April 2022 Poetry Releases: 6 Sensational Picks

April 2022 marks a big month for poetry, with some of the genre’s biggest contemporary names releasing new, much-anticipated collections. From Ocean Vuong and Dana Levin to Victoria Chang, this month’s spotlighted poets have won Guggenheim fellowships, Pushcart Prizes, and been named MacArthur Fellows. If you’re a fan of poetry, it’s likely you’ve been eagerly awaiting these titles—and you don’t want to miss them.


Time Regime by Jhani Randhawa

Release date: April 1


Time Regime is the debut collection from Jhani Randhawa, a nonbinary South Asian poet and founder of the experimental journal rivulet. The book won the 2021 Gaudy Boy Poetry Prize and was praised as “spectrally luminous” by judge Dorothy Wang. The collection is a defiant and bold resistance of many systems of power, unabashedly pushing back against wealth inequality, patriarchy, and imperialism. Randhawa writes from an ecofeminist perspective, offering a vision for how to transcend climate catastrophe and societal violence. 


Time Is a Mother by Ocean Vuong 

Release date: April 5


In Ocean Vuong’s fifth book, Time Is a Mother, the award-winning poet and novelist returns to many of the searching and deeply intimate themes that have made readers fall in love with his work.
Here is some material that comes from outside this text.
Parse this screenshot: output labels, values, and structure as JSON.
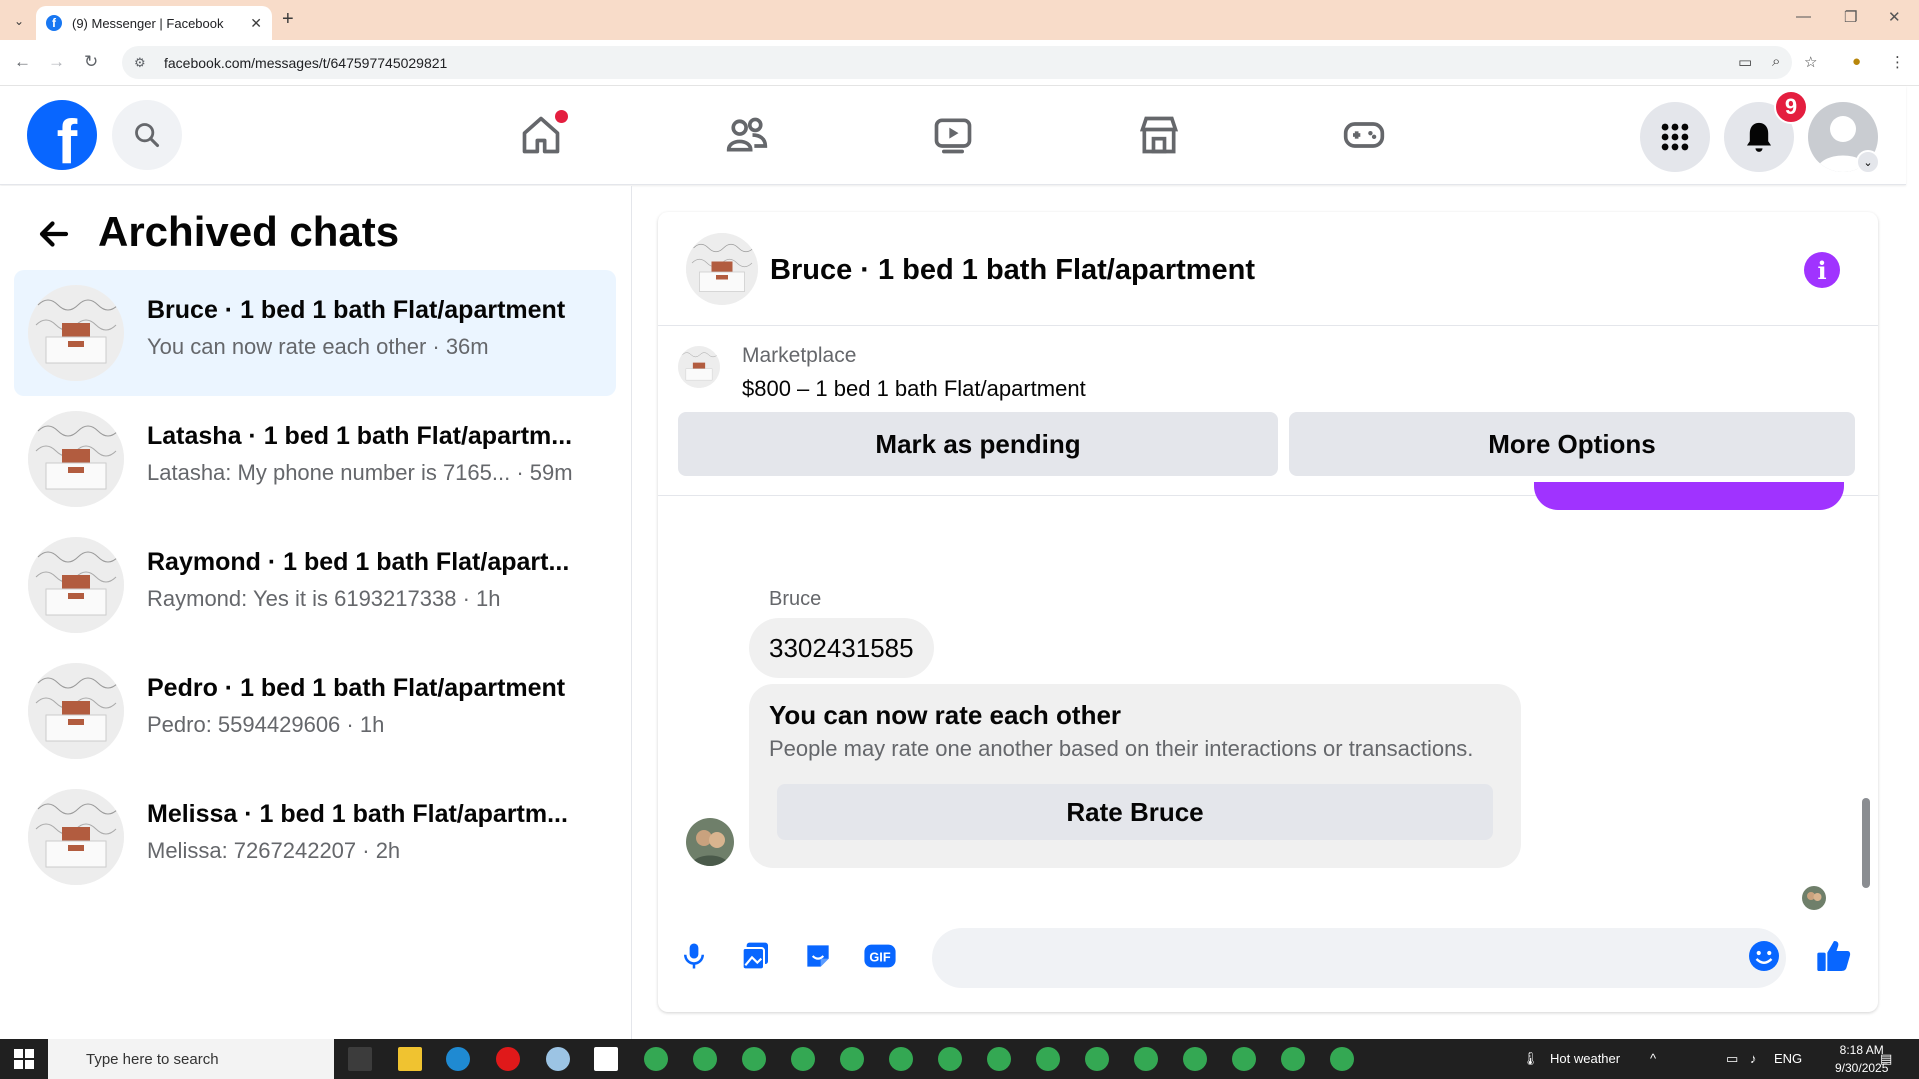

The collection could be considered a companion to On Earth We’re Briefly Gorgeous, Vuong’s debut novel and a 2020 PEN/Faulkner finalist. Vuong once again reflects on loss from a specific and unflinching point of view, coping with the death of his mother as he also interrogates ideas about family, immigration, and war.


Vinegar Hill by Colm Tóibín
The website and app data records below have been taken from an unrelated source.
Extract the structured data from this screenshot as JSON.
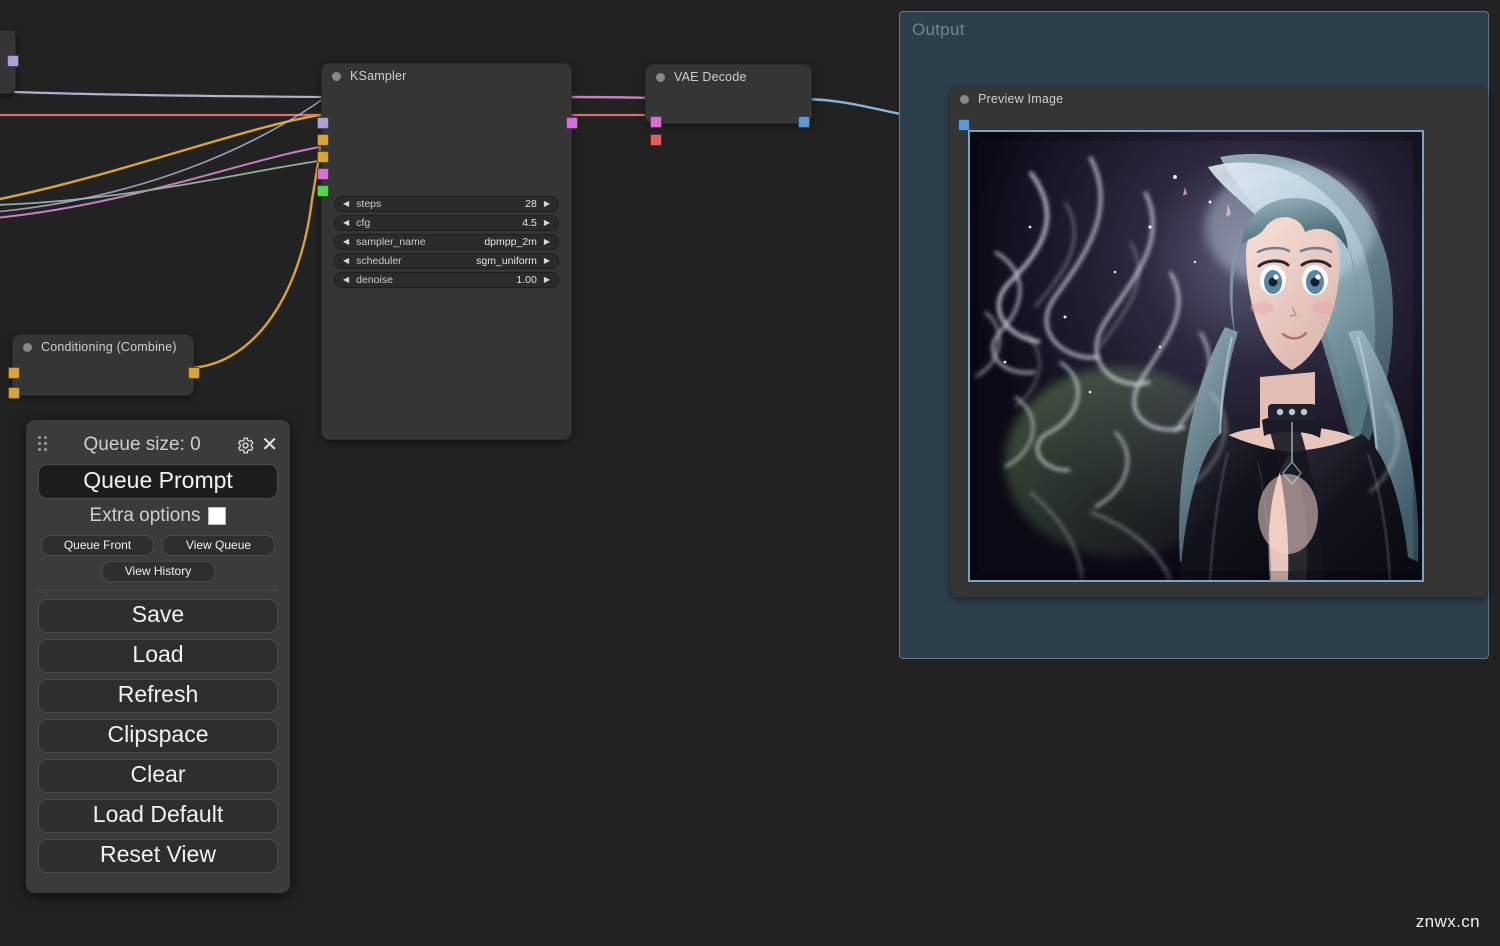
{
  "canvas": {
    "background": "#222222"
  },
  "nodes": {
    "partial_left": {
      "title": "",
      "output_slot_color": "#b0a0d8"
    },
    "conditioning_combine": {
      "title": "Conditioning (Combine)",
      "input_slot_color": "#d9a338",
      "output_slot_color": "#d9a338"
    },
    "ksampler": {
      "title": "KSampler",
      "input_slot_colors": [
        "#b0a0d8",
        "#d9a338",
        "#d9a338",
        "#d66fd6",
        "#53d453"
      ],
      "output_slot_color": "#d66fd6",
      "widgets": [
        {
          "name": "steps",
          "value": "28"
        },
        {
          "name": "cfg",
          "value": "4.5"
        },
        {
          "name": "sampler_name",
          "value": "dpmpp_2m"
        },
        {
          "name": "scheduler",
          "value": "sgm_uniform"
        },
        {
          "name": "denoise",
          "value": "1.00"
        }
      ],
      "left_arrow": "◀",
      "right_arrow": "▶"
    },
    "vae_decode": {
      "title": "VAE Decode",
      "input_slot_colors": [
        "#d66fd6",
        "#e06060"
      ],
      "output_slot_color": "#5b9bd5"
    },
    "preview_image": {
      "title": "Preview Image",
      "input_slot_color": "#5b9bd5",
      "image_alt": "anime woman with flowing ethereal white-teal hair, dark glossy jacket, purple-black background"
    }
  },
  "group": {
    "title": "Output",
    "fill": "#2d3f4b",
    "border": "#5e7a8c"
  },
  "menu": {
    "queue_size_label": "Queue size: 0",
    "gear_tooltip": "Settings",
    "close_label": "✕",
    "queue_prompt_label": "Queue Prompt",
    "extra_options_label": "Extra options",
    "extra_options_checked": false,
    "queue_front_label": "Queue Front",
    "view_queue_label": "View Queue",
    "view_history_label": "View History",
    "buttons": [
      {
        "label": "Save"
      },
      {
        "label": "Load"
      },
      {
        "label": "Refresh"
      },
      {
        "label": "Clipspace"
      },
      {
        "label": "Clear"
      },
      {
        "label": "Load Default"
      },
      {
        "label": "Reset View"
      }
    ]
  },
  "watermark": {
    "text": "znwx.cn"
  }
}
Release date: April 12


Irish writer Colm Tóibín has previously published novels, essays, and plays, but Vinegar Hill marks his foray into poetry. A previous winner of the Lambda Literary Award, the Stonewall Book Award, and the Irish PEN award, Tóibín represents a sense of place, nationality, and queer identity in many of his works. Vinegar Hill is a physical and emotional journey, with the collection taking readers through Dublin, Venice, and even the White House. As Tóibín traverses these cities and landmarks, he also moves through themes of politics, queer love, mortality, and the COVID-19 pandemic, depicting these experiences as both universal and intensely private and personal. 
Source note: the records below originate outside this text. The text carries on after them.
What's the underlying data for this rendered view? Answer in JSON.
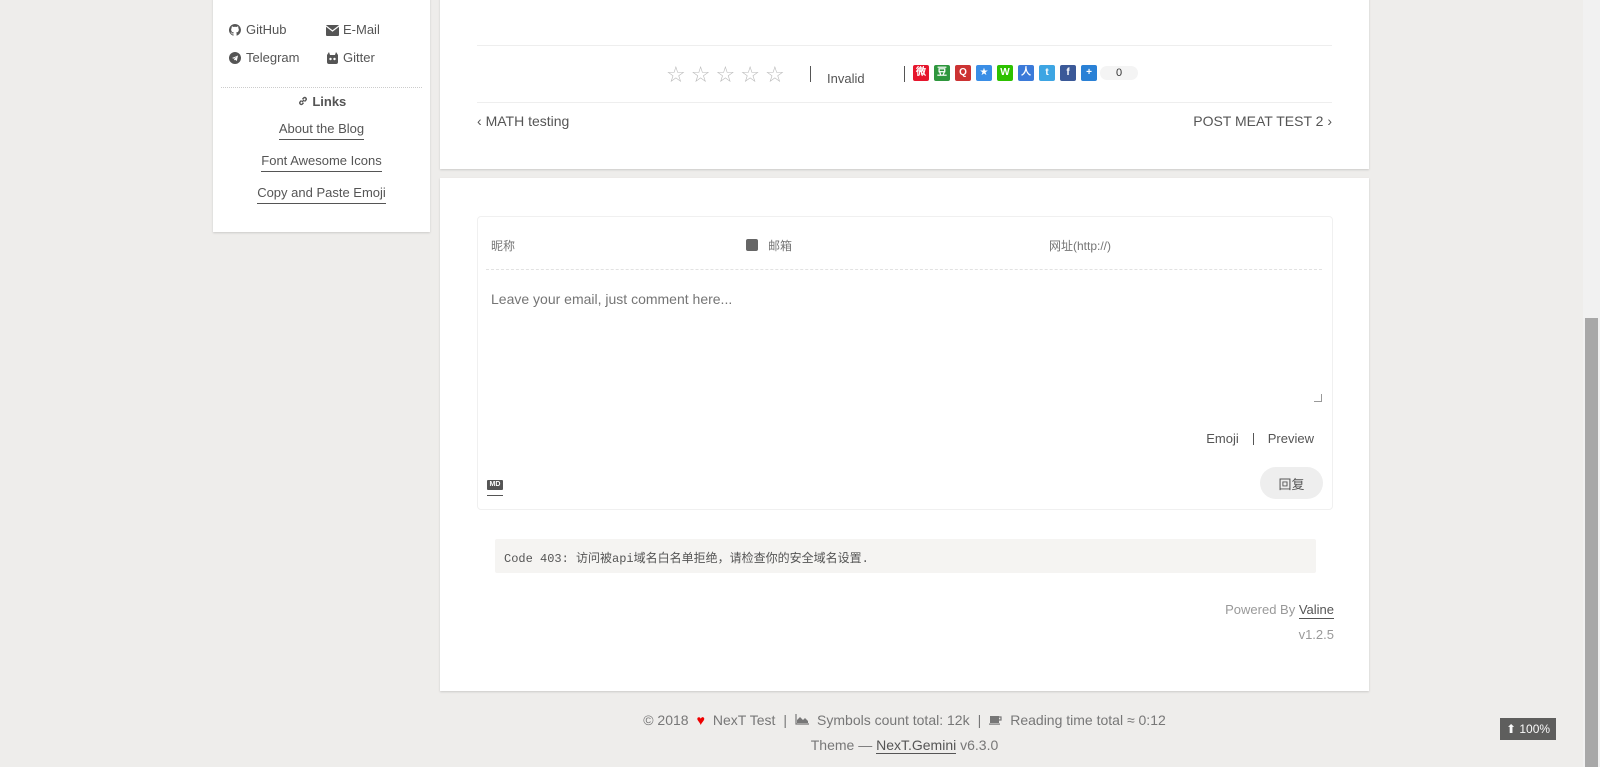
{
  "sidebar": {
    "social": [
      {
        "label": "GitHub",
        "icon": "github-icon"
      },
      {
        "label": "E-Mail",
        "icon": "envelope-icon"
      },
      {
        "label": "Telegram",
        "icon": "telegram-icon"
      },
      {
        "label": "Gitter",
        "icon": "gitter-icon"
      }
    ],
    "links_title": "Links",
    "links": [
      "About the Blog",
      "Font Awesome Icons",
      "Copy and Paste Emoji"
    ]
  },
  "post": {
    "rating_stars": 5,
    "rating_invalid": "Invalid",
    "share_count": "0",
    "prev": "MATH testing",
    "next": "POST MEAT TEST 2"
  },
  "comments": {
    "nick_placeholder": "昵称",
    "mail_placeholder": "邮箱",
    "link_placeholder": "网址(http://)",
    "comment_placeholder": "Leave your email, just comment here...",
    "emoji": "Emoji",
    "preview": "Preview",
    "submit": "回复",
    "md_label": "MD",
    "error": "Code 403: 访问被api域名白名单拒绝，请检查你的安全域名设置.",
    "powered_prefix": "Powered By ",
    "powered_link": "Valine",
    "version": "v1.2.5"
  },
  "footer": {
    "copyright": "© 2018",
    "author": "NexT Test",
    "symbols": "Symbols count total: 12k",
    "reading": "Reading time total ≈ 0:12",
    "theme_prefix": "Theme — ",
    "theme_link": "NexT.Gemini",
    "theme_version": " v6.3.0"
  },
  "back_to_top": "100%"
}
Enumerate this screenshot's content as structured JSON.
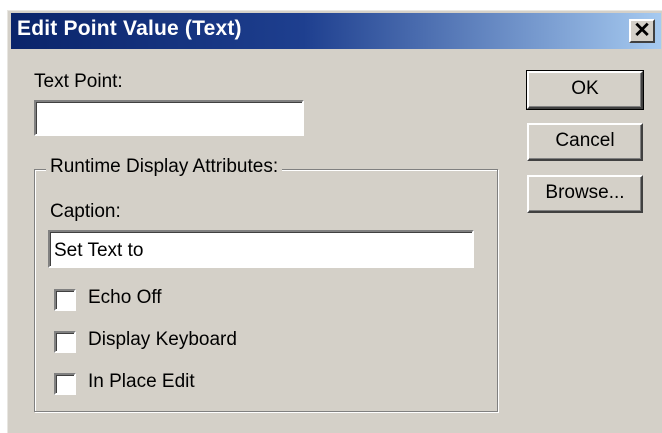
{
  "dialog": {
    "title": "Edit Point Value (Text)",
    "close_glyph": "✕",
    "text_point_label": "Text Point:",
    "text_point_value": "",
    "group_label": "Runtime Display Attributes:",
    "caption_label": "Caption:",
    "caption_value": "Set Text to",
    "checkboxes": [
      {
        "label": "Echo Off",
        "checked": false
      },
      {
        "label": "Display Keyboard",
        "checked": false
      },
      {
        "label": "In Place Edit",
        "checked": false
      }
    ],
    "buttons": {
      "ok": "OK",
      "cancel": "Cancel",
      "browse": "Browse..."
    }
  },
  "colors": {
    "face": "#d4d0c8",
    "title_start": "#0a246a",
    "title_end": "#a6caf0"
  }
}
These Trees, Those Leaves, This Flower, That Fruit by Hayan Charara

Release date: April 12


Categorized as “among the very best books of poems I’ve read in years,” by poet and Copper Nickel editor Wayne Miller, These Trees, Those Leaves, This Flower, That Fruit stands out due to its sense of both timelessness and urgency. Charara consults religion, philosophy, and academic texts in his search for answers to some of the human condition’s biggest questions, like morality, how to persevere in the face of loss, and how to reckon with a history of violence. The collection has been praised for its humor, playfulness, and distinct sense of voice, with Charara standing out as an example of how to find joy amidst confusion and sorrow.


Now Do You Know Where You Are by Dana Levin

Release date: April 19


“So many bodies a soul has to press through: personal, familial, regional, national, global, planetary, and cosmic,” Levin writes in her fifth collection. “Now do you know where you are?” Levin uses all of these different lenses and identity markers to consider the 2016 U.S. presidential collection, as well as her resulting disorientation, grief, and hope for societal transformation. With this reflection, Levin at times becomes a diaristic, confessional voice, ruminating on what this major event means for her and those in her life, but she also becomes a historian, record-keeper, and window to a wider world, considering what major events mean more broadly and how they shape all of us. 


The Trees Witness Everything by Victoria Chang

Release date: April 26


Like Victoria Chang’s beloved 2020 collection Obit, The Trees Witness Everything also showcases how form can powerfully influence poetry. The collection is made up of wakas, a type of Japanese syllabic form. While this formal choice makes the poems in The Trees Witness Everything sparse, it illuminates Chang’s deft, carefully chosen word choice, how she uses white space to inform her poetry, and the sudden emotional effect she can create in just a few lines. The Trees Witness Everything describes the highly relatable experiences of isolation and yearning, emphasizing the enduring nature of these themes by evoking the work of classic poets throughout its pages. 


Happy reading!